§ WHAT YOU ARE ASKED TO DO:
For each line of the data below that includes the string "White", count one, and answer with the sum only.

§ RECORDS FOR PROCESSING:
※
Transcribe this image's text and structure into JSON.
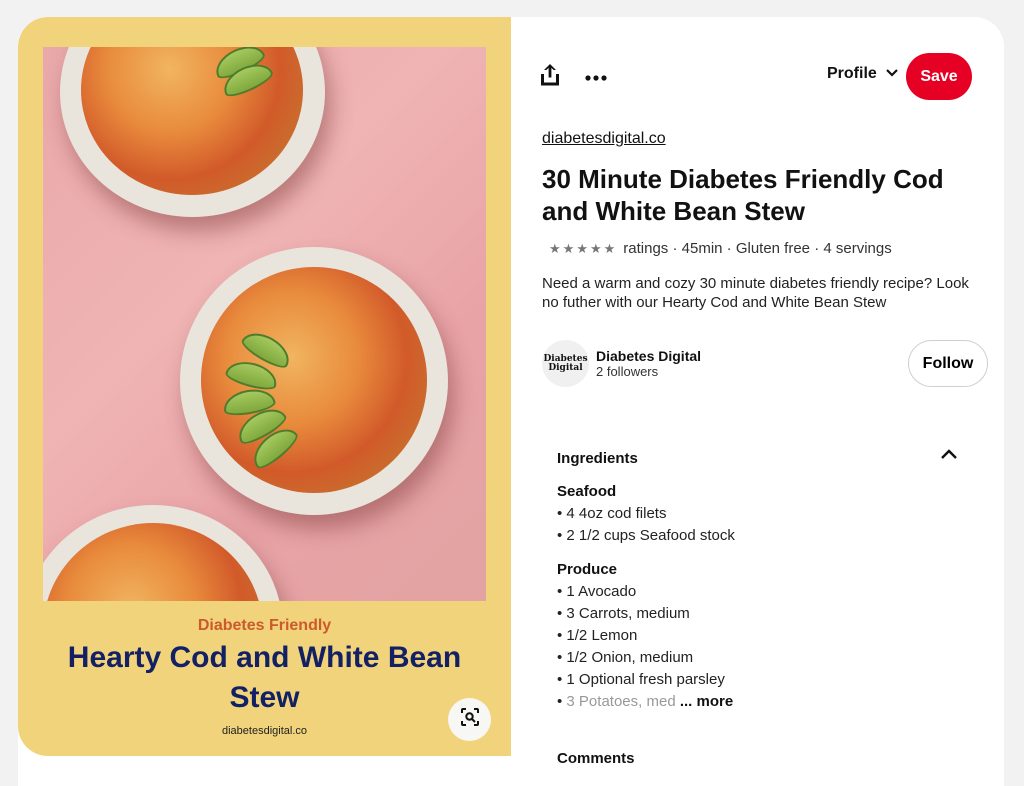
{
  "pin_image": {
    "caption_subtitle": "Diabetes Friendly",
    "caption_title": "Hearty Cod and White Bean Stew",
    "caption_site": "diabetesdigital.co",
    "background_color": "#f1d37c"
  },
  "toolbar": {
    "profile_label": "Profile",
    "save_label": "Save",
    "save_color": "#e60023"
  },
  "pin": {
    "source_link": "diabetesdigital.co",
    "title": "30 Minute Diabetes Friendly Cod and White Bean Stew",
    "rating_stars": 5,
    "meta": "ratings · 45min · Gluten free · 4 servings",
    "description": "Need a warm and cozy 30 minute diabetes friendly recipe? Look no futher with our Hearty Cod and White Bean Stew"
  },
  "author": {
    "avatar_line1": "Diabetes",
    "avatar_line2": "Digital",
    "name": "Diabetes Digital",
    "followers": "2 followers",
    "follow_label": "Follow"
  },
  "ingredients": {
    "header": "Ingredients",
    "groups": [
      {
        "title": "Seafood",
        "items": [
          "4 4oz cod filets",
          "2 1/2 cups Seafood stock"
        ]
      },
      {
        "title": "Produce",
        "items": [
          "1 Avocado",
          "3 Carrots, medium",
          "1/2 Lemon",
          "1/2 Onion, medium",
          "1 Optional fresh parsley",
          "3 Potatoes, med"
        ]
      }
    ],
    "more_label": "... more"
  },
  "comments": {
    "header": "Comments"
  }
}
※
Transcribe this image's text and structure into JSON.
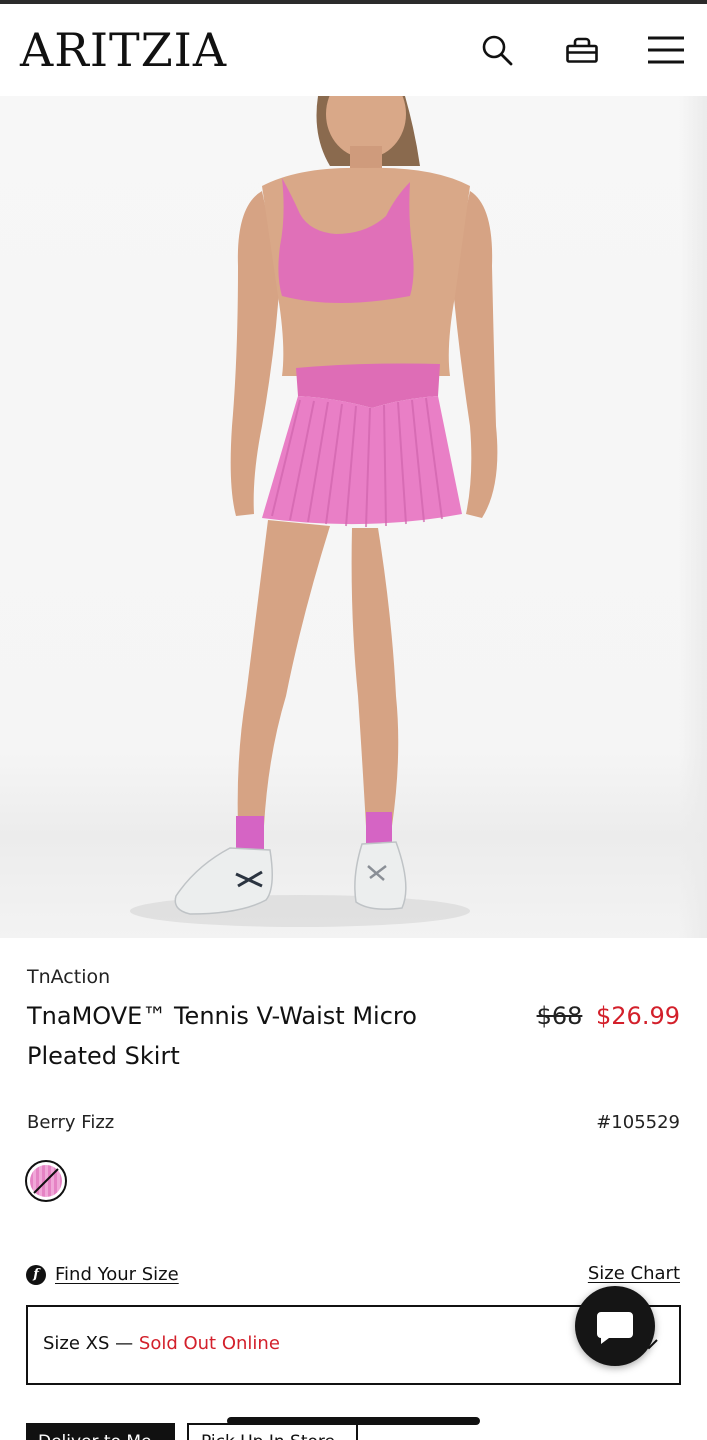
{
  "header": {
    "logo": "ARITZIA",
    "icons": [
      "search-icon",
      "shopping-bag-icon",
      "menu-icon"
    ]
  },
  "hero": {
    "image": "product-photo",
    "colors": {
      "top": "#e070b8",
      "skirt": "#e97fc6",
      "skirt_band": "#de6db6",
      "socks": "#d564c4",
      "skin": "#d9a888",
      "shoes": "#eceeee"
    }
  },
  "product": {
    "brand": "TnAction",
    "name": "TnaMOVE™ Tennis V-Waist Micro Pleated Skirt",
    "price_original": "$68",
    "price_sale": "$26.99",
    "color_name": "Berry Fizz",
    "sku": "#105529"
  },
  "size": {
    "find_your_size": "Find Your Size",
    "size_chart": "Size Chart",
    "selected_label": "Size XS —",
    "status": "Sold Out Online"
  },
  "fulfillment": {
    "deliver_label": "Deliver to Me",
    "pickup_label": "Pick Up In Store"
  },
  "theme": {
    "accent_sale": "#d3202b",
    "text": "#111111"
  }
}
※
§ RESPONSE BOX:
3